### Directions
Return the listing that follows exactly, with no pictures included.
━━━━━━━━━━━━━━━━
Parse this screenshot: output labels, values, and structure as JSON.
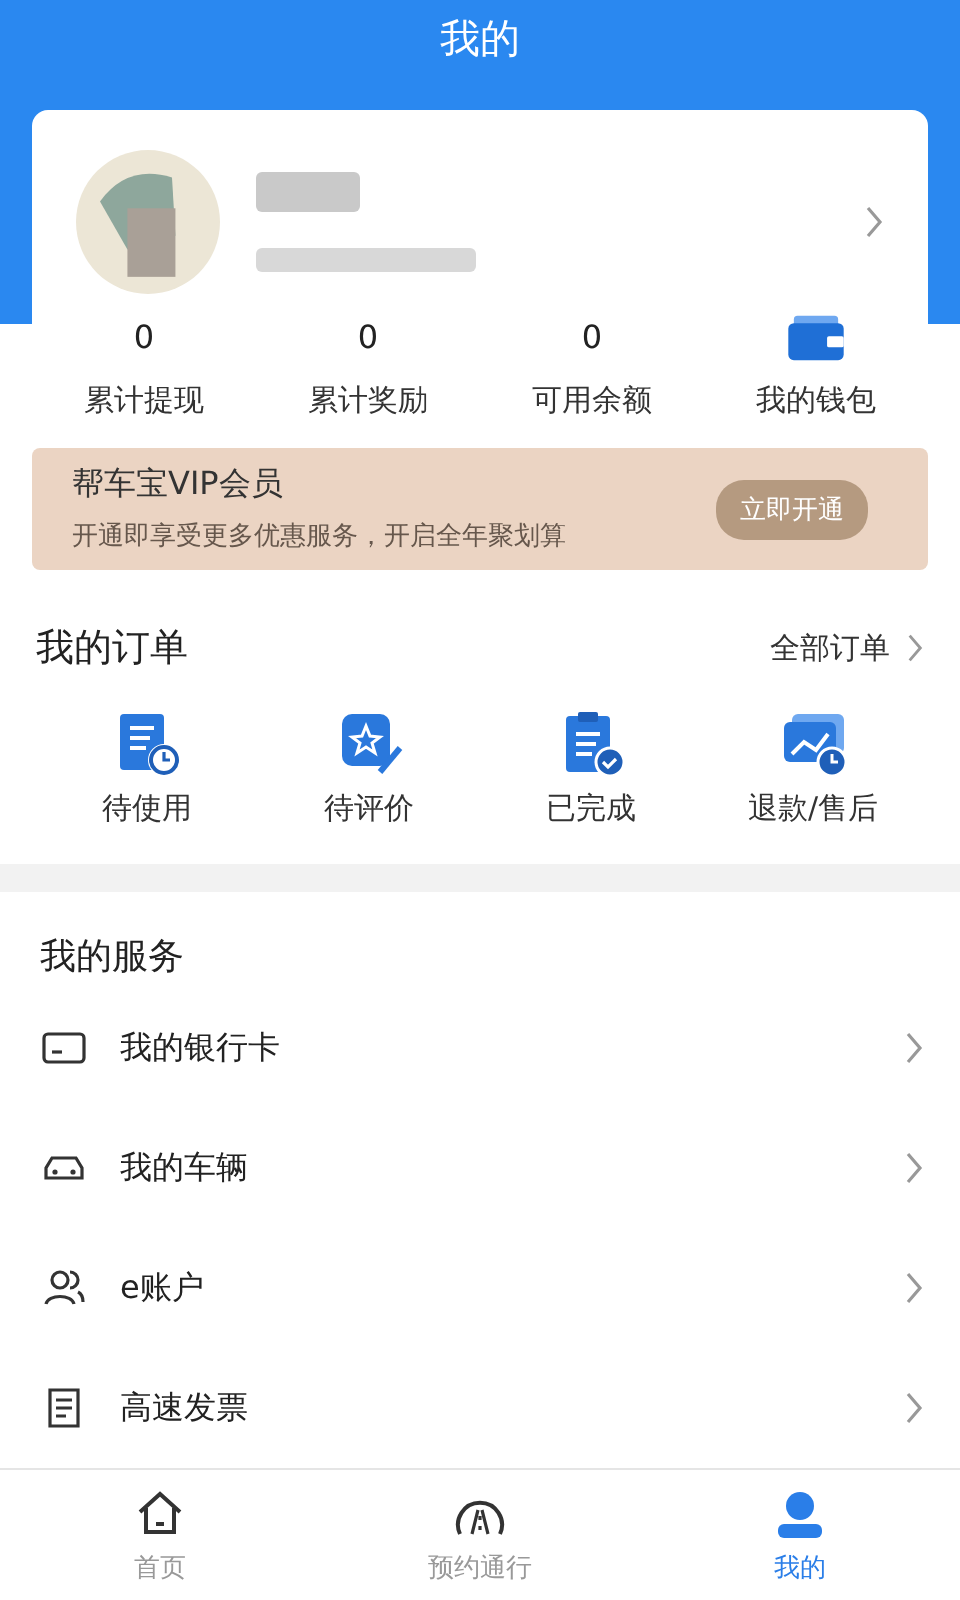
{
  "header": {
    "title": "我的"
  },
  "stats": [
    {
      "kind": "number",
      "value": "0",
      "label": "累计提现"
    },
    {
      "kind": "number",
      "value": "0",
      "label": "累计奖励"
    },
    {
      "kind": "number",
      "value": "0",
      "label": "可用余额"
    },
    {
      "kind": "wallet",
      "label": "我的钱包"
    }
  ],
  "vip": {
    "title": "帮车宝VIP会员",
    "subtitle": "开通即享受更多优惠服务，开启全年聚划算",
    "button": "立即开通"
  },
  "orders": {
    "title": "我的订单",
    "all_link": "全部订单",
    "items": [
      {
        "kind": "unused",
        "label": "待使用"
      },
      {
        "kind": "review",
        "label": "待评价"
      },
      {
        "kind": "done",
        "label": "已完成"
      },
      {
        "kind": "refund",
        "label": "退款/售后"
      }
    ]
  },
  "services": {
    "title": "我的服务",
    "items": [
      {
        "kind": "card",
        "label": "我的银行卡"
      },
      {
        "kind": "car",
        "label": "我的车辆"
      },
      {
        "kind": "account",
        "label": "e账户"
      },
      {
        "kind": "invoice",
        "label": "高速发票"
      }
    ]
  },
  "tabs": [
    {
      "kind": "home",
      "label": "首页",
      "selected": false
    },
    {
      "kind": "road",
      "label": "预约通行",
      "selected": false
    },
    {
      "kind": "me",
      "label": "我的",
      "selected": true
    }
  ]
}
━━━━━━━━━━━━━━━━
### Solution
Parse this screenshot: output labels, values, and structure as JSON.
{
  "header": {
    "title": "我的"
  },
  "stats": [
    {
      "kind": "number",
      "value": "0",
      "label": "累计提现"
    },
    {
      "kind": "number",
      "value": "0",
      "label": "累计奖励"
    },
    {
      "kind": "number",
      "value": "0",
      "label": "可用余额"
    },
    {
      "kind": "wallet",
      "label": "我的钱包"
    }
  ],
  "vip": {
    "title": "帮车宝VIP会员",
    "subtitle": "开通即享受更多优惠服务，开启全年聚划算",
    "button": "立即开通"
  },
  "orders": {
    "title": "我的订单",
    "all_link": "全部订单",
    "items": [
      {
        "kind": "unused",
        "label": "待使用"
      },
      {
        "kind": "review",
        "label": "待评价"
      },
      {
        "kind": "done",
        "label": "已完成"
      },
      {
        "kind": "refund",
        "label": "退款/售后"
      }
    ]
  },
  "services": {
    "title": "我的服务",
    "items": [
      {
        "kind": "card",
        "label": "我的银行卡"
      },
      {
        "kind": "car",
        "label": "我的车辆"
      },
      {
        "kind": "account",
        "label": "e账户"
      },
      {
        "kind": "invoice",
        "label": "高速发票"
      }
    ]
  },
  "tabs": [
    {
      "kind": "home",
      "label": "首页",
      "selected": false
    },
    {
      "kind": "road",
      "label": "预约通行",
      "selected": false
    },
    {
      "kind": "me",
      "label": "我的",
      "selected": true
    }
  ]
}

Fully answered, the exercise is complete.